▸ **What you need to do**
Starting at the top line and ending at the bottom one, repeat the entries exactly and drop every picture.

▸ **Records for this exercise**
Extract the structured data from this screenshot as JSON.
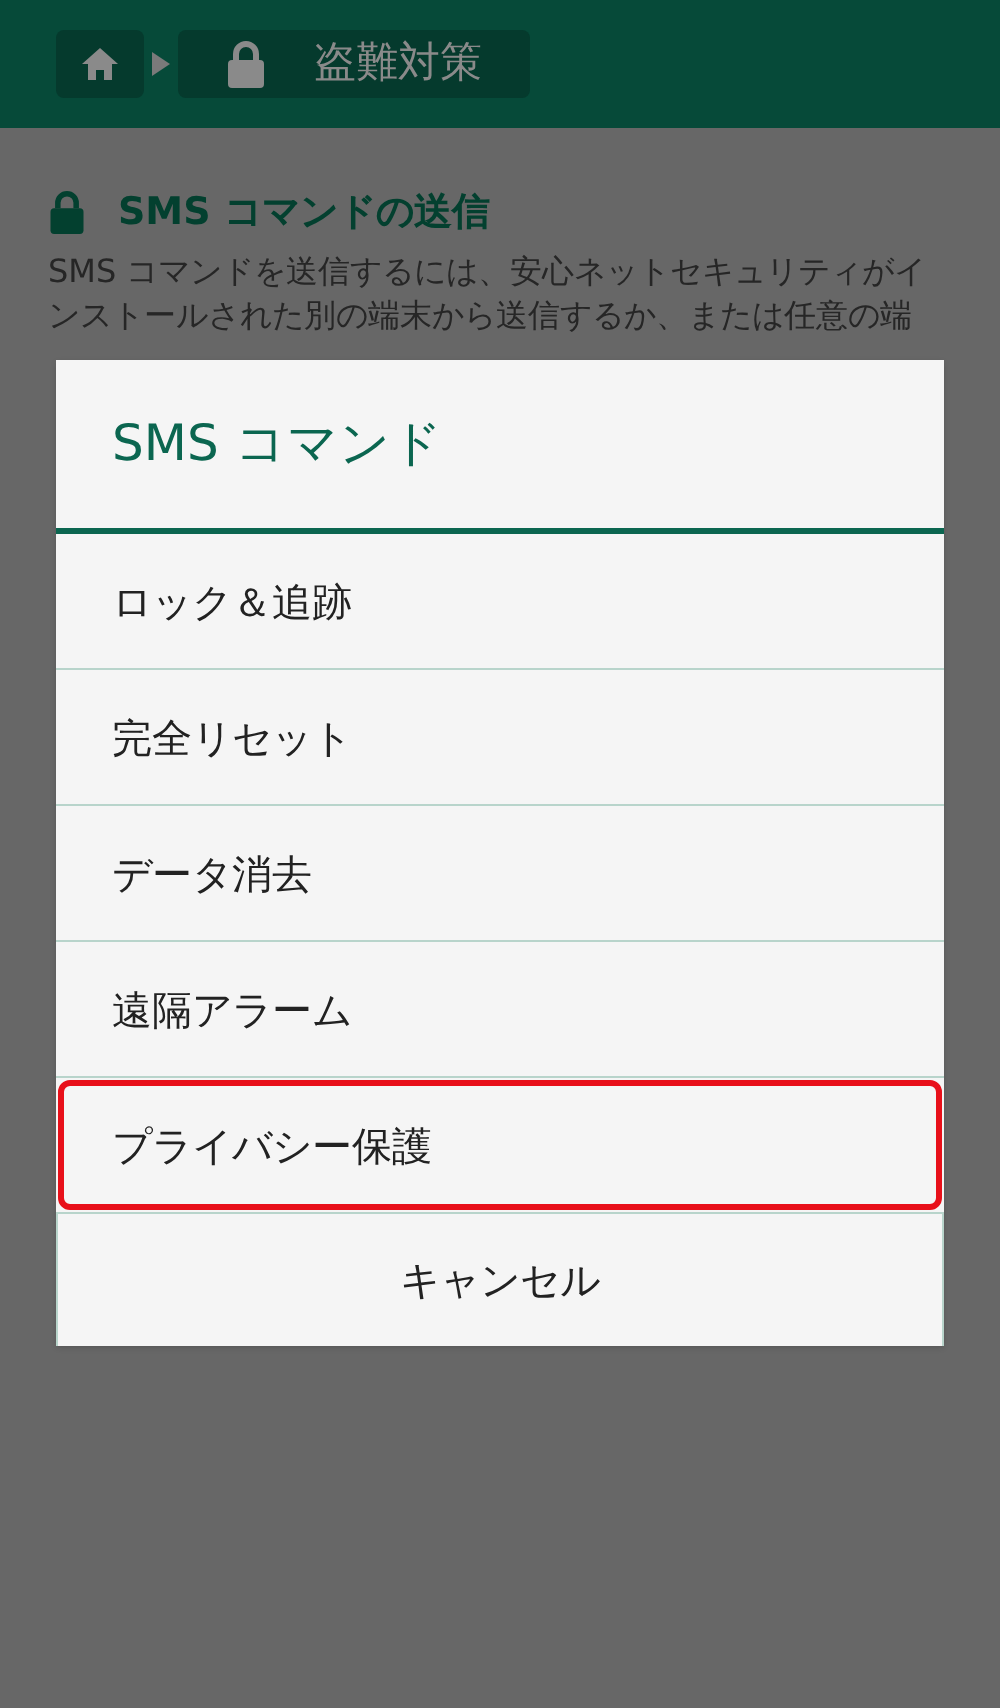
{
  "header": {
    "breadcrumb": [
      {
        "kind": "home"
      },
      {
        "kind": "page",
        "label": "盗難対策"
      }
    ]
  },
  "section": {
    "title": "SMS コマンドの送信",
    "body": "SMS コマンドを送信するには、安心ネットセキュリティがインストールされた別の端末から送信するか、または任意の端"
  },
  "dialog": {
    "title": "SMS コマンド",
    "items": [
      {
        "label": "ロック＆追跡",
        "selected": false
      },
      {
        "label": "完全リセット",
        "selected": false
      },
      {
        "label": "データ消去",
        "selected": false
      },
      {
        "label": "遠隔アラーム",
        "selected": false
      },
      {
        "label": "プライバシー保護",
        "selected": true
      }
    ],
    "cancel": "キャンセル"
  }
}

▸ **Written solution**
Extract the structured data from this screenshot as JSON.
{
  "header": {
    "breadcrumb": [
      {
        "kind": "home"
      },
      {
        "kind": "page",
        "label": "盗難対策"
      }
    ]
  },
  "section": {
    "title": "SMS コマンドの送信",
    "body": "SMS コマンドを送信するには、安心ネットセキュリティがインストールされた別の端末から送信するか、または任意の端"
  },
  "dialog": {
    "title": "SMS コマンド",
    "items": [
      {
        "label": "ロック＆追跡",
        "selected": false
      },
      {
        "label": "完全リセット",
        "selected": false
      },
      {
        "label": "データ消去",
        "selected": false
      },
      {
        "label": "遠隔アラーム",
        "selected": false
      },
      {
        "label": "プライバシー保護",
        "selected": true
      }
    ],
    "cancel": "キャンセル"
  }
}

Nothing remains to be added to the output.